(RECORDS SHOWN begins)

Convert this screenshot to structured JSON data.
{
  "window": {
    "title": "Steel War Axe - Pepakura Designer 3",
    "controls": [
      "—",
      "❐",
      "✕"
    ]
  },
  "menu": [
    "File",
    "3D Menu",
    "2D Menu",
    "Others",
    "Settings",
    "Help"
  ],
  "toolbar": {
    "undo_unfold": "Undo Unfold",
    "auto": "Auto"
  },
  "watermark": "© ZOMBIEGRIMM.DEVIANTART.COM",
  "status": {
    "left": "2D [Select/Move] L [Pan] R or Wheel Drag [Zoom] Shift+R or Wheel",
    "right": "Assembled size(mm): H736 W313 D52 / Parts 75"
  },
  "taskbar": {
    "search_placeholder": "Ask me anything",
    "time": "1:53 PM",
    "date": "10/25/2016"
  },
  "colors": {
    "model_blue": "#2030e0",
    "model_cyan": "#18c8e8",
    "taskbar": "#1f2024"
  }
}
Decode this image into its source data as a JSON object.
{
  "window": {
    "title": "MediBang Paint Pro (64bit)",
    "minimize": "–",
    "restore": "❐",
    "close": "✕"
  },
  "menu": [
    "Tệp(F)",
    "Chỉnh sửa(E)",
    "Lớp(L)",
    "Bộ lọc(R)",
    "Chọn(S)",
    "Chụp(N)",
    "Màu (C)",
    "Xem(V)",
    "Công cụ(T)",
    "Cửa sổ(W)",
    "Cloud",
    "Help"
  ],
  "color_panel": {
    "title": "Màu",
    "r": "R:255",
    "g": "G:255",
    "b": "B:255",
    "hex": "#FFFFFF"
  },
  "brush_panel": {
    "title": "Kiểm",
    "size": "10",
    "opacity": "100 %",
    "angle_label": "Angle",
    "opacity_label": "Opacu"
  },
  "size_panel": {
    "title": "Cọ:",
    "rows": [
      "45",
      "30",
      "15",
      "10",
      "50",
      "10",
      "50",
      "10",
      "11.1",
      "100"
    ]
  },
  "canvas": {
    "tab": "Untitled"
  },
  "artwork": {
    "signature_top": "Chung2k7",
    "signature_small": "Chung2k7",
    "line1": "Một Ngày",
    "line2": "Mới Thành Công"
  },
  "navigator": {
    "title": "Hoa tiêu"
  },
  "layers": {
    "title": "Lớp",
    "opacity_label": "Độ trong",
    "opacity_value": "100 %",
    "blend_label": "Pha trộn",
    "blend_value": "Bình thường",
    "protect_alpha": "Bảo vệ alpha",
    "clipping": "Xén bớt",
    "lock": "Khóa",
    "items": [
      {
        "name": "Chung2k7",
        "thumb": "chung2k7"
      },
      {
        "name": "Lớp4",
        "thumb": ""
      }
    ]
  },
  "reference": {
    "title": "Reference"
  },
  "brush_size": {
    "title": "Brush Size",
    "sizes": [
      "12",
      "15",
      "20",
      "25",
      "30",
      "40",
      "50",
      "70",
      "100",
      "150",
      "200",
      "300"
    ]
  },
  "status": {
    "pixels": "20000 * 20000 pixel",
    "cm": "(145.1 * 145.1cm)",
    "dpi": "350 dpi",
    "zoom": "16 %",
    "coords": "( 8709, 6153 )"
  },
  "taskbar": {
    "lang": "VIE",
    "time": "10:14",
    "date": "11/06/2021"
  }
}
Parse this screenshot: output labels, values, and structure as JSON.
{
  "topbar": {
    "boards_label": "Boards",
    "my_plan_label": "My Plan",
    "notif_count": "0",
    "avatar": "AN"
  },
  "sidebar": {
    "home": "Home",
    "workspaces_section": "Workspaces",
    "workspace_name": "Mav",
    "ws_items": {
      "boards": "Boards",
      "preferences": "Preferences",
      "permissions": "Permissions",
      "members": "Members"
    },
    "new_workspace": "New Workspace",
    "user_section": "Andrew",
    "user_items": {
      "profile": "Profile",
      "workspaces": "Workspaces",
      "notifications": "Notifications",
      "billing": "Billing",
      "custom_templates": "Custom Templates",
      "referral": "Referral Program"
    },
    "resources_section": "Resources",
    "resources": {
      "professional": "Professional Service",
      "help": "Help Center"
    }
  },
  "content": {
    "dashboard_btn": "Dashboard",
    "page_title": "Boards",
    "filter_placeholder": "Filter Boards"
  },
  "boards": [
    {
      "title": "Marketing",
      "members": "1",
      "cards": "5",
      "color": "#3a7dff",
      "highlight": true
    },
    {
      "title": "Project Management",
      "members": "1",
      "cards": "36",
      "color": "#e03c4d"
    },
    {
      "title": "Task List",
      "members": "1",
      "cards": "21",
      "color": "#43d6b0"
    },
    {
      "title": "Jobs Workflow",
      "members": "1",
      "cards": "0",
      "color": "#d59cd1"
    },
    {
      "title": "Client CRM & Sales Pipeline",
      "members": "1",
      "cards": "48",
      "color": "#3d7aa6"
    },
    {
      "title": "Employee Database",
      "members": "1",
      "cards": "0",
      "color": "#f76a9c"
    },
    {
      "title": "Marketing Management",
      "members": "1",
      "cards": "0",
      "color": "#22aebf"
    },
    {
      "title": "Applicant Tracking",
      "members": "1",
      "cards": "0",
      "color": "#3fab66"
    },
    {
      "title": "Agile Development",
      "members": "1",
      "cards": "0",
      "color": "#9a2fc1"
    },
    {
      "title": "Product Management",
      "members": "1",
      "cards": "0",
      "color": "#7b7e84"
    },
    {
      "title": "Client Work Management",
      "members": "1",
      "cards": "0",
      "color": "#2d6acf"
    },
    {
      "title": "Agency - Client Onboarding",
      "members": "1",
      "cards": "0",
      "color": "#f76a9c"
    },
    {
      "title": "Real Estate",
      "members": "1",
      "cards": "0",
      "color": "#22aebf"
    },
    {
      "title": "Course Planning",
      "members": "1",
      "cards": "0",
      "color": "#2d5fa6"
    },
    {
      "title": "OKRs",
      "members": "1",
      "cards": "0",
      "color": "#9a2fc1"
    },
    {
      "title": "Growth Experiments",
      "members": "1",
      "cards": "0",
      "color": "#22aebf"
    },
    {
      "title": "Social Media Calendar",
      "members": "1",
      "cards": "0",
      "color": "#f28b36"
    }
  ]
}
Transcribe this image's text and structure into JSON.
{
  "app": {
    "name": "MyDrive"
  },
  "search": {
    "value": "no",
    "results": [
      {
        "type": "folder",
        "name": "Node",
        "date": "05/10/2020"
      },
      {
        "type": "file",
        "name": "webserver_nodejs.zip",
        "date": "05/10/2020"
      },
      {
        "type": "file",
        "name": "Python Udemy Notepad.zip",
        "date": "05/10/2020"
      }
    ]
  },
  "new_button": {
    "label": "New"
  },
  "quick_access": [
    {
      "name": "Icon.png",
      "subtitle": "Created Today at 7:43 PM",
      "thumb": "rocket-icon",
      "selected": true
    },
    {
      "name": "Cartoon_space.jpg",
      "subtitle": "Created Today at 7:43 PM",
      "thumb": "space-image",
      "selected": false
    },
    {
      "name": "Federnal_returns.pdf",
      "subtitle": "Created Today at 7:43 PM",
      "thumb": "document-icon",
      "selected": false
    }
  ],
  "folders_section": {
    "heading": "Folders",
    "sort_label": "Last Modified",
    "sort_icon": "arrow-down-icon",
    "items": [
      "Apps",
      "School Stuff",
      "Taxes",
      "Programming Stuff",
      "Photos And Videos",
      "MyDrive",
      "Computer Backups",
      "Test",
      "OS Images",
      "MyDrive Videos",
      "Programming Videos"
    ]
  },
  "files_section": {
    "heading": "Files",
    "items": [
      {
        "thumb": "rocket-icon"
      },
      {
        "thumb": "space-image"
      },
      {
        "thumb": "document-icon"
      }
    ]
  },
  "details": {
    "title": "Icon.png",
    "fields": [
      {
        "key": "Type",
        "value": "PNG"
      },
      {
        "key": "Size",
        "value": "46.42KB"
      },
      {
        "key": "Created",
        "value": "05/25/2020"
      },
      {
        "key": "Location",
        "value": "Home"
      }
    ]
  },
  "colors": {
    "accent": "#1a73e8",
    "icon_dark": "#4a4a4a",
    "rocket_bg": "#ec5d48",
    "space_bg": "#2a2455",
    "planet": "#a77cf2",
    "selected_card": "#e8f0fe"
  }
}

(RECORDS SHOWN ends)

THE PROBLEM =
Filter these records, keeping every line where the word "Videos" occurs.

WRITTEN RESPONSE =
      "Photos And Videos",
      "MyDrive Videos",
      "Programming Videos"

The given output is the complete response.